> [PROBLEM] Starting at the line that contains "Convert this screenshot" and ending at the final line of the entries below, write out each line exactly as it appears, but omit the pictures.

:: RECORDS FOR THIS TASK

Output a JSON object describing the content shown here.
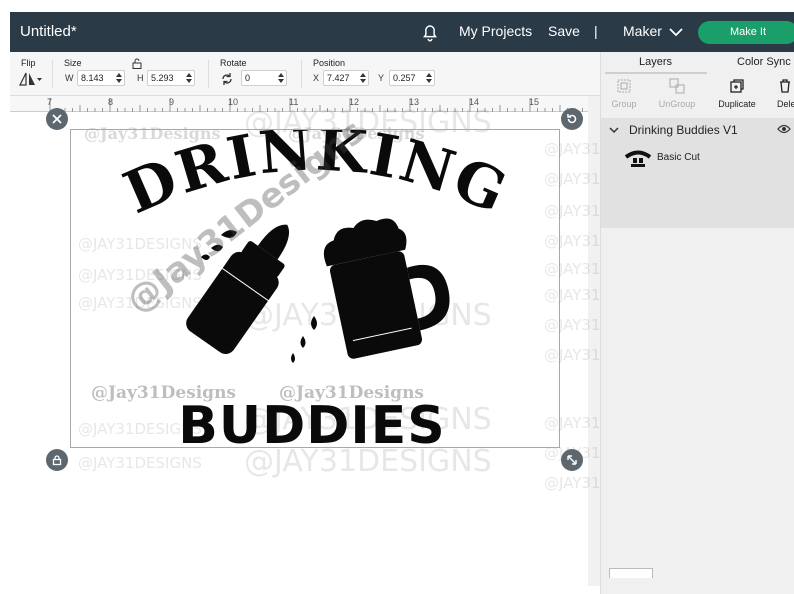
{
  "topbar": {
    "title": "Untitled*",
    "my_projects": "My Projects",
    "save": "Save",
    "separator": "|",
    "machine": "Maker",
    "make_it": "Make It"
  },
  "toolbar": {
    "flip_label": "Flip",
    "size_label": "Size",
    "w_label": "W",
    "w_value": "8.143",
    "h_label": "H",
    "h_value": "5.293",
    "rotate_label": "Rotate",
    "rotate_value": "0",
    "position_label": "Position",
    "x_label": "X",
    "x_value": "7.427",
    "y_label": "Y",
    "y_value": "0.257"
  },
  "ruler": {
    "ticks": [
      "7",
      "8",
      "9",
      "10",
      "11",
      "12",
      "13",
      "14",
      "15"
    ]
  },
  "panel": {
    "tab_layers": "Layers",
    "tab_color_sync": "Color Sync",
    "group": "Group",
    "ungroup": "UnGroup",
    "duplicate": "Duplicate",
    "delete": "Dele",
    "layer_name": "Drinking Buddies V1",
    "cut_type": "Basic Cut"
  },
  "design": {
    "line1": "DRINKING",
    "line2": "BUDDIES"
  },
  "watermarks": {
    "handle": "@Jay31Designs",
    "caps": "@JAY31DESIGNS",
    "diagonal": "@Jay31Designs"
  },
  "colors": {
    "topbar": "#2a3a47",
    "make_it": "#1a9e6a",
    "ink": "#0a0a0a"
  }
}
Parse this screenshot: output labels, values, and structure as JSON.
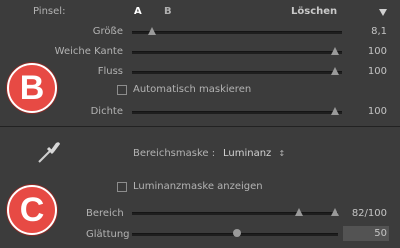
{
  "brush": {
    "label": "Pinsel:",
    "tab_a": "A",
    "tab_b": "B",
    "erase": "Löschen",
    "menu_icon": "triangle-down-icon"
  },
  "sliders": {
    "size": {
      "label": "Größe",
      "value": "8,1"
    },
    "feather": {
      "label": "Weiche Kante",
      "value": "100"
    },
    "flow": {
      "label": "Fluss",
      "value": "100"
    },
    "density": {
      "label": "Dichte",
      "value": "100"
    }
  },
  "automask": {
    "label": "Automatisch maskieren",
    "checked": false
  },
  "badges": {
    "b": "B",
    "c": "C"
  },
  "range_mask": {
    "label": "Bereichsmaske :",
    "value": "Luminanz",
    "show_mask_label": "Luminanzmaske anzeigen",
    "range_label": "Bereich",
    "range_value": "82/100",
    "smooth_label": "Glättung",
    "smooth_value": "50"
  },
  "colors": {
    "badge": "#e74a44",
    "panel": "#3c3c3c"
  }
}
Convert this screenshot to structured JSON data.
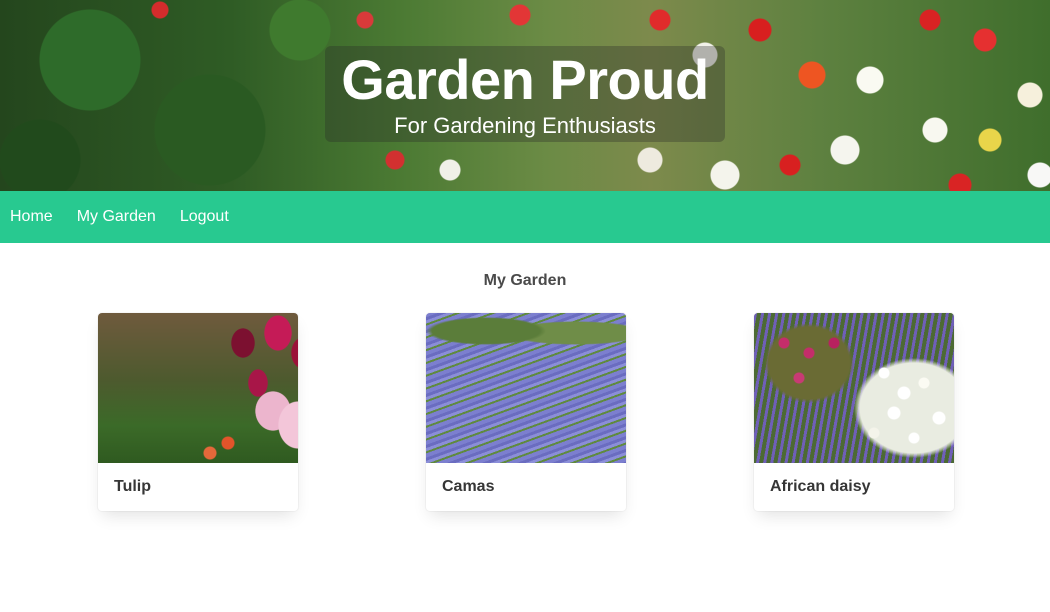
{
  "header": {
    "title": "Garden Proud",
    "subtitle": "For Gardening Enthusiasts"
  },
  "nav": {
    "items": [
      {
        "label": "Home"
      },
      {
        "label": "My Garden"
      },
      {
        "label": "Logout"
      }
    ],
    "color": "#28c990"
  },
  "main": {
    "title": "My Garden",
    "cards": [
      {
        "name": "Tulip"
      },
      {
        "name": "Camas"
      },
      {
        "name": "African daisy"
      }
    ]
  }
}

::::

> [OUTPUT OF THE TASK]
Convert this screenshot to structured JSON data.
{
  "header": {
    "title": "Garden Proud",
    "subtitle": "For Gardening Enthusiasts"
  },
  "nav": {
    "items": [
      {
        "label": "Home"
      },
      {
        "label": "My Garden"
      },
      {
        "label": "Logout"
      }
    ],
    "color": "#28c990"
  },
  "main": {
    "title": "My Garden",
    "cards": [
      {
        "name": "Tulip"
      },
      {
        "name": "Camas"
      },
      {
        "name": "African daisy"
      }
    ]
  }
}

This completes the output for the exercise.